- **AVAILABLE DATA**
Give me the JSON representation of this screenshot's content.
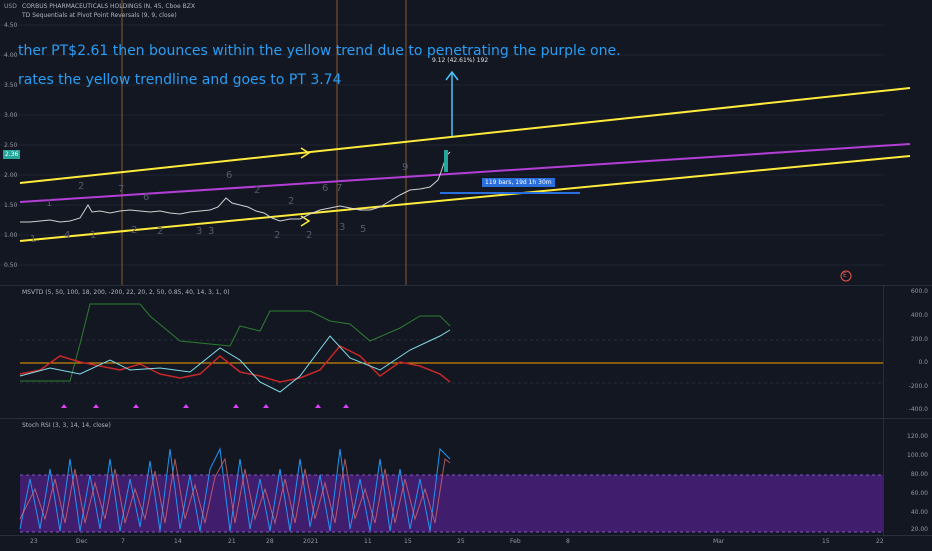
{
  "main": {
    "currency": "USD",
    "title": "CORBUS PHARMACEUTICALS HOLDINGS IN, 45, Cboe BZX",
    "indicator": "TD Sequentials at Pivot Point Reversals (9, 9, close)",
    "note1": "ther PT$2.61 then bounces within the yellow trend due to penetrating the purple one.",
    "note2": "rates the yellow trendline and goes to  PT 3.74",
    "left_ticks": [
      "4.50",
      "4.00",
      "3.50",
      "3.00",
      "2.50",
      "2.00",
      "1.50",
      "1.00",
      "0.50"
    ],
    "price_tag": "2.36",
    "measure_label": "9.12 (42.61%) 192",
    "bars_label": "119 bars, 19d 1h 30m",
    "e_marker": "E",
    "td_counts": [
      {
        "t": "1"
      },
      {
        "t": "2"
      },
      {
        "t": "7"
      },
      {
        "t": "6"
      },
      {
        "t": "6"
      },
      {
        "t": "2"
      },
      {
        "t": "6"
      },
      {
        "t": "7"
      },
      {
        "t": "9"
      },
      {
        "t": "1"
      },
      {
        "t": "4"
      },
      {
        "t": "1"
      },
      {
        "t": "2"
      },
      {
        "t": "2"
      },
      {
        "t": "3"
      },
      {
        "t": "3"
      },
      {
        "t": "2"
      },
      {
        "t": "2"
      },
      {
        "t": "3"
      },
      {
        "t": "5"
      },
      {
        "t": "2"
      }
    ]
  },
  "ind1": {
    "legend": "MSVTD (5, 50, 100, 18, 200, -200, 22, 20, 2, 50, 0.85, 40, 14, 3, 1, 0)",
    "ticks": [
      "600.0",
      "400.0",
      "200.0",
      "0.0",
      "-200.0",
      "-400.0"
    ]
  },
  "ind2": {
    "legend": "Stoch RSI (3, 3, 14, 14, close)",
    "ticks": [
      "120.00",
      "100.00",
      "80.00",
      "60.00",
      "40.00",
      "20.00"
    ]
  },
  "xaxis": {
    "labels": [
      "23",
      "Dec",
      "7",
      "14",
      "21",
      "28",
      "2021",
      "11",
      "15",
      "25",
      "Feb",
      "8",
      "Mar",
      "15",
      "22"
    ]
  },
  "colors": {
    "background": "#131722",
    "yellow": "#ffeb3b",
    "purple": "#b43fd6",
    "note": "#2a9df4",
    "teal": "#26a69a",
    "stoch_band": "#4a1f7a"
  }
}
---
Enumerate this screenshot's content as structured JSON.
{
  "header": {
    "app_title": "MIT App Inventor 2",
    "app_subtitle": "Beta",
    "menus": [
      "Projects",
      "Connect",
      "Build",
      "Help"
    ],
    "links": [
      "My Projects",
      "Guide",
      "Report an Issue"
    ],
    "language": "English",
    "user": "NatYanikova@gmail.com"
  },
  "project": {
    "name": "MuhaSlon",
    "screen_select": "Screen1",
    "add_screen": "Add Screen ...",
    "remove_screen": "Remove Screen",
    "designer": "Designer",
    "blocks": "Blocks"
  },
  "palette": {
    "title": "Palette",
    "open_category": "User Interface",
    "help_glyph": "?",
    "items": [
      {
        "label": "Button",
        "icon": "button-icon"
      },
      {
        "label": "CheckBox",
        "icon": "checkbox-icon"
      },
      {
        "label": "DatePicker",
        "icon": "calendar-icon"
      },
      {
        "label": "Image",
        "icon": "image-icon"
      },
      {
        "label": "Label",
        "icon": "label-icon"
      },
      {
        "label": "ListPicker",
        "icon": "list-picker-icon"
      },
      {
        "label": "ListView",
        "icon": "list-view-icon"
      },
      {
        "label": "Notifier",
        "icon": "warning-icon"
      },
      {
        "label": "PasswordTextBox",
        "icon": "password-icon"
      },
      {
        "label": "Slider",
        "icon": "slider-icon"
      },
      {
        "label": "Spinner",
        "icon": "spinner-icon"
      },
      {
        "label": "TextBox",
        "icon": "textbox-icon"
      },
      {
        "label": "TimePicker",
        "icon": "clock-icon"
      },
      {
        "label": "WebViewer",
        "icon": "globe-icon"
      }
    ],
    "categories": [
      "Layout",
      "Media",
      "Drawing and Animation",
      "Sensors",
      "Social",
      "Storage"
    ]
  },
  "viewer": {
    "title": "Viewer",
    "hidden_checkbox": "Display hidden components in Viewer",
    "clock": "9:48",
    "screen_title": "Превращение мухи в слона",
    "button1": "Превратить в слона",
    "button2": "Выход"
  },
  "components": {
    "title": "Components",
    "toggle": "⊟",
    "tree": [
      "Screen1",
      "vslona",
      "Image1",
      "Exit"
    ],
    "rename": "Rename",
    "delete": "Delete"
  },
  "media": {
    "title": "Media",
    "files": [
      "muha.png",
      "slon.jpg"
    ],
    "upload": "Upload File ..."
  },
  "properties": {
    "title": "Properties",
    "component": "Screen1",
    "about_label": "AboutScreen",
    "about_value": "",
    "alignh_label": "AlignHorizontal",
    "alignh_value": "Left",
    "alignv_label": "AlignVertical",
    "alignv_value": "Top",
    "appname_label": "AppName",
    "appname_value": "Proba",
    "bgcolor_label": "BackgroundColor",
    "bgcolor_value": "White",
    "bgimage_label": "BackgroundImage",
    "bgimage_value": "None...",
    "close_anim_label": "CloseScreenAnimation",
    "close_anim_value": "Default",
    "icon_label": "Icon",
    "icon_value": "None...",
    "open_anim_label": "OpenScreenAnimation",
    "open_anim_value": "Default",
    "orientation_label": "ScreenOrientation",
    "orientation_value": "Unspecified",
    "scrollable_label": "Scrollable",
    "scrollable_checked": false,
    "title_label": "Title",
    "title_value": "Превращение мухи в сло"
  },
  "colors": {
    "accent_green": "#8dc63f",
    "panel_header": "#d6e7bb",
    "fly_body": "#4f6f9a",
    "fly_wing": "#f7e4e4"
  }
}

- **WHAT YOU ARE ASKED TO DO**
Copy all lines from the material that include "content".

- **SOLUTION**
Give me the JSON representation of this screenshot's content.
Enumerate this screenshot's content as structured JSON.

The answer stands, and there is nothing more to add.